◆ Work item ◆
Select all lines holding the word "brand" from the entries that follow.

◆ Information ◆
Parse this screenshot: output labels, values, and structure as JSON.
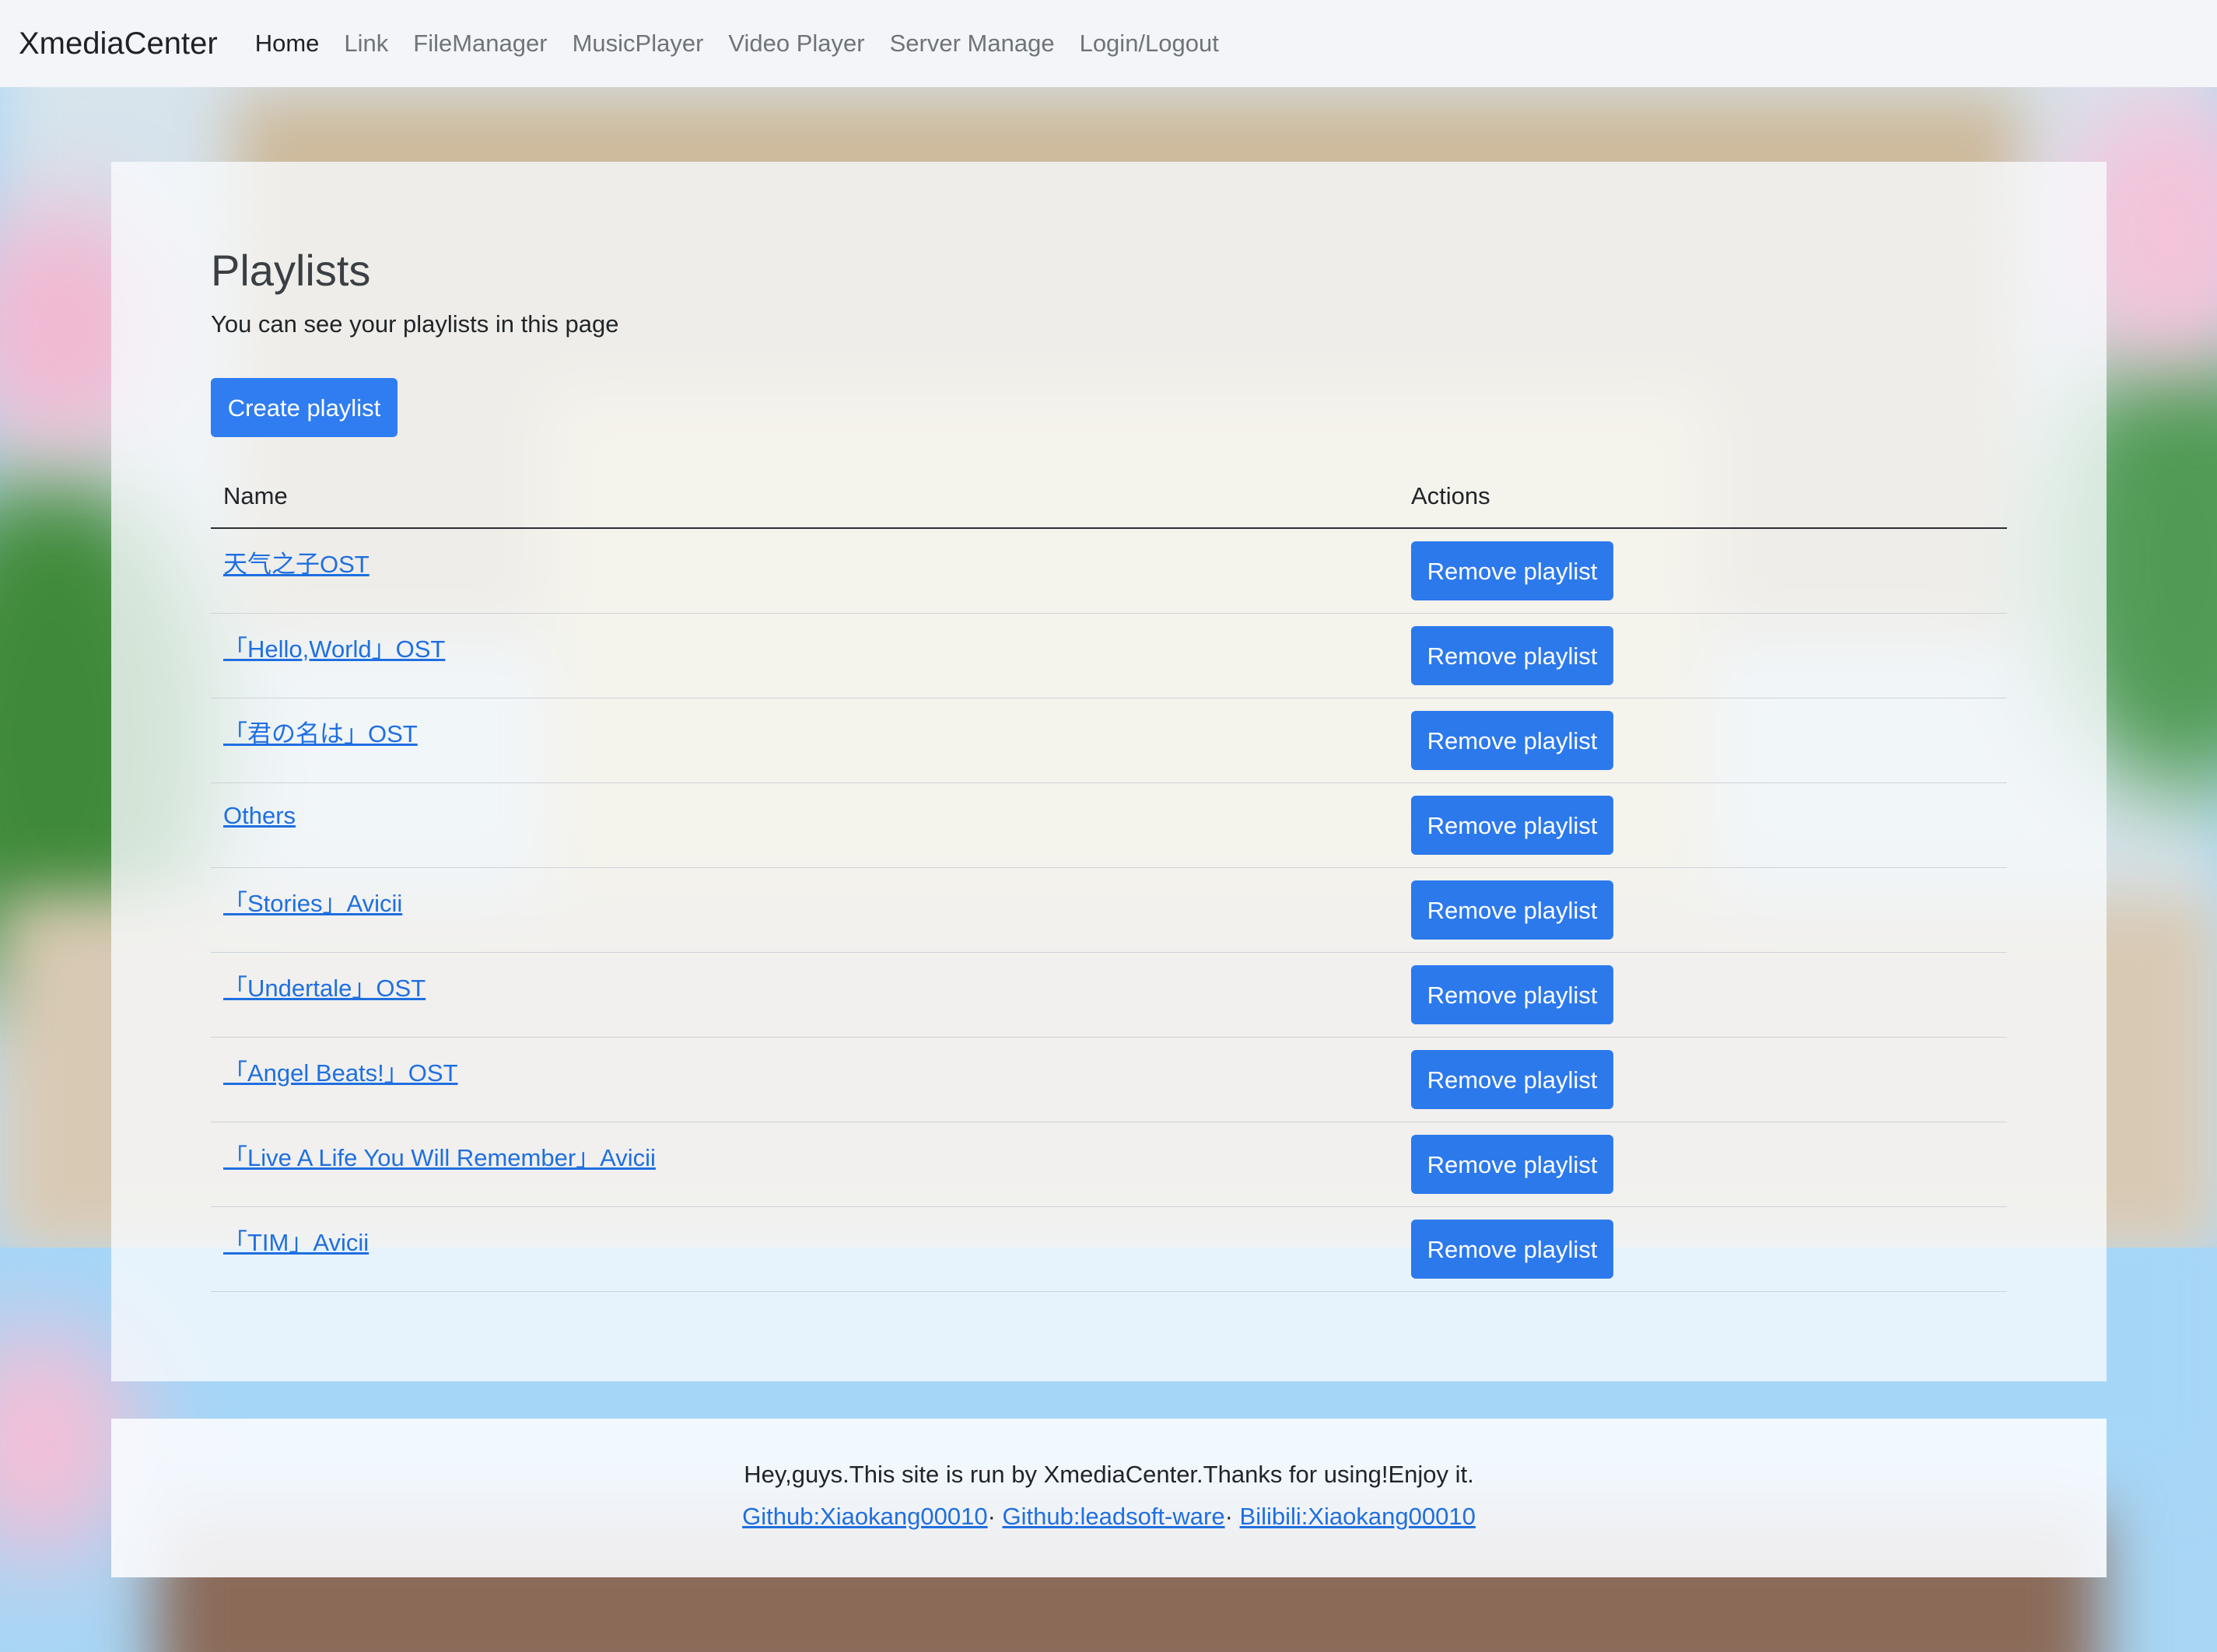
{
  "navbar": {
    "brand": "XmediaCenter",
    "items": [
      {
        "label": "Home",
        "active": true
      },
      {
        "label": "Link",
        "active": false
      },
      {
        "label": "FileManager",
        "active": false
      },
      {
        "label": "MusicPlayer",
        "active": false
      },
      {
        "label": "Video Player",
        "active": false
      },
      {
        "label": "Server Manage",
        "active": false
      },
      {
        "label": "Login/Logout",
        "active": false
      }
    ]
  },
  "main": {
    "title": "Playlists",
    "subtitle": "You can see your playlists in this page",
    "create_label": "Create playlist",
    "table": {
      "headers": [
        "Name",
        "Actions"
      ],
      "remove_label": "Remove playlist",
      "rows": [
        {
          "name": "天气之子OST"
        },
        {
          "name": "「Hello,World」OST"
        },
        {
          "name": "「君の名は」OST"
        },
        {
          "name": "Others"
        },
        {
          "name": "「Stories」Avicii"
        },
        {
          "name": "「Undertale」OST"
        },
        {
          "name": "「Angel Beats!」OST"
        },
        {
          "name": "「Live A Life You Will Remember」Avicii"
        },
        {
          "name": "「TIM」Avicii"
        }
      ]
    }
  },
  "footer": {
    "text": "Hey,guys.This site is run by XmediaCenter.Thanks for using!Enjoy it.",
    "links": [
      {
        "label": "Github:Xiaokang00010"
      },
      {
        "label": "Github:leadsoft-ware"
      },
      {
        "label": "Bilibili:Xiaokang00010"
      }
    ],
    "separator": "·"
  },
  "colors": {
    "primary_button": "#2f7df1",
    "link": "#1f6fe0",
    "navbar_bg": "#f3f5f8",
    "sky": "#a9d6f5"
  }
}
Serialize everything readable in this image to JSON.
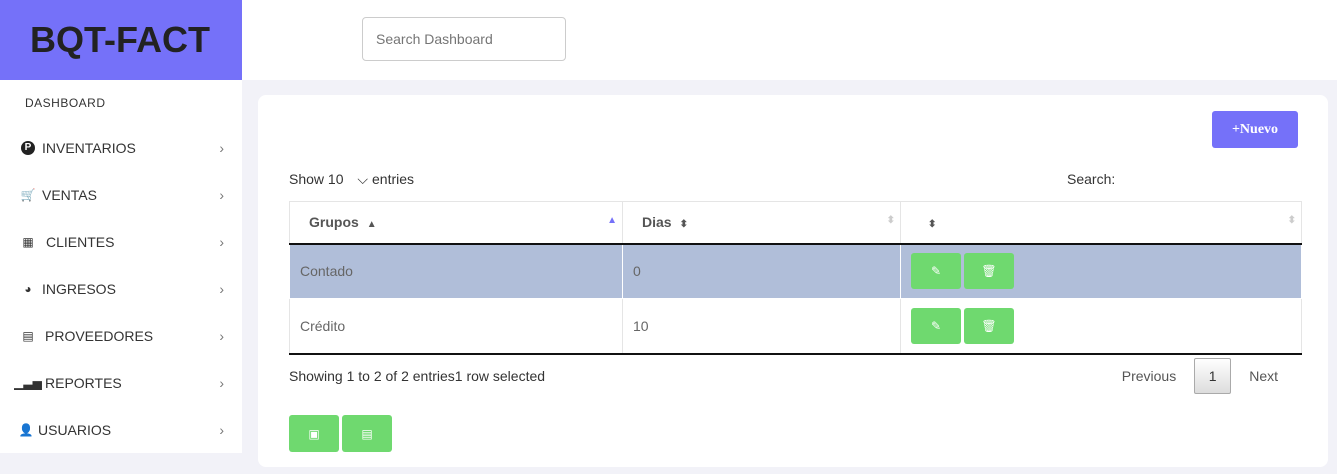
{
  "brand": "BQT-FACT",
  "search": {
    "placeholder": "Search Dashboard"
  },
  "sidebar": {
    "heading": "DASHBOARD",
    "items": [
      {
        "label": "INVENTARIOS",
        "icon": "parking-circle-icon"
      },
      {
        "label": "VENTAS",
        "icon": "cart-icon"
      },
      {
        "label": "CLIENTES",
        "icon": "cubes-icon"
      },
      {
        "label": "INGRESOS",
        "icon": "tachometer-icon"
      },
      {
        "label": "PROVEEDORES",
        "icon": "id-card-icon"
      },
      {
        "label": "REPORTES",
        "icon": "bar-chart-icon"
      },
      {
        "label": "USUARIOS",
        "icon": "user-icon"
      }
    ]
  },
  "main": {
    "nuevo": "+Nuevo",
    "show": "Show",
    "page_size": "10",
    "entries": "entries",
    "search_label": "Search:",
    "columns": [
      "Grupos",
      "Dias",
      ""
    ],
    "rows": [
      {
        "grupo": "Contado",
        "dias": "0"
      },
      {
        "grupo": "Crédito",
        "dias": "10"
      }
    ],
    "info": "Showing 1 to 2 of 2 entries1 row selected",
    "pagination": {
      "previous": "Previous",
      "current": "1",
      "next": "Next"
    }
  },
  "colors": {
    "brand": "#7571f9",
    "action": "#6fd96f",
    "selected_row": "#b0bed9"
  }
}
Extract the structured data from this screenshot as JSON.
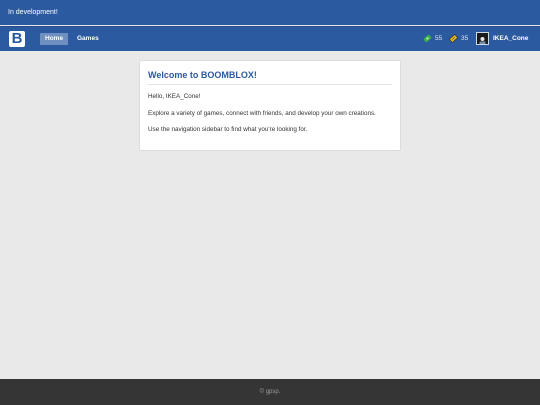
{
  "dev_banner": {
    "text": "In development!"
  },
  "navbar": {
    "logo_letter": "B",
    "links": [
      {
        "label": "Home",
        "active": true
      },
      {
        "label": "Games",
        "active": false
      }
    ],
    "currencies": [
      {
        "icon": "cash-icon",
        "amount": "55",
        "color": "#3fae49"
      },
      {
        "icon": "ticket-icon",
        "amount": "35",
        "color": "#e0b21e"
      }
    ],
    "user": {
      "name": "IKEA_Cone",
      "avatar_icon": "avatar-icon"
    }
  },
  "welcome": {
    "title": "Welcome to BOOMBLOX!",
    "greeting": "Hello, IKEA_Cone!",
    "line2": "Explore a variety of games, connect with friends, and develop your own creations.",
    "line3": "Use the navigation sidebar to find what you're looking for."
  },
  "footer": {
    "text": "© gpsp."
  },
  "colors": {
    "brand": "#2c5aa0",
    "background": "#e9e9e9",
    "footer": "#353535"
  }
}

◆ Exercise solution ◆
    "brand": "XmediaCenter",
  "brand": "BQT-FACT",
    "brand": "#7571f9",
    "brand": "#2c5aa0",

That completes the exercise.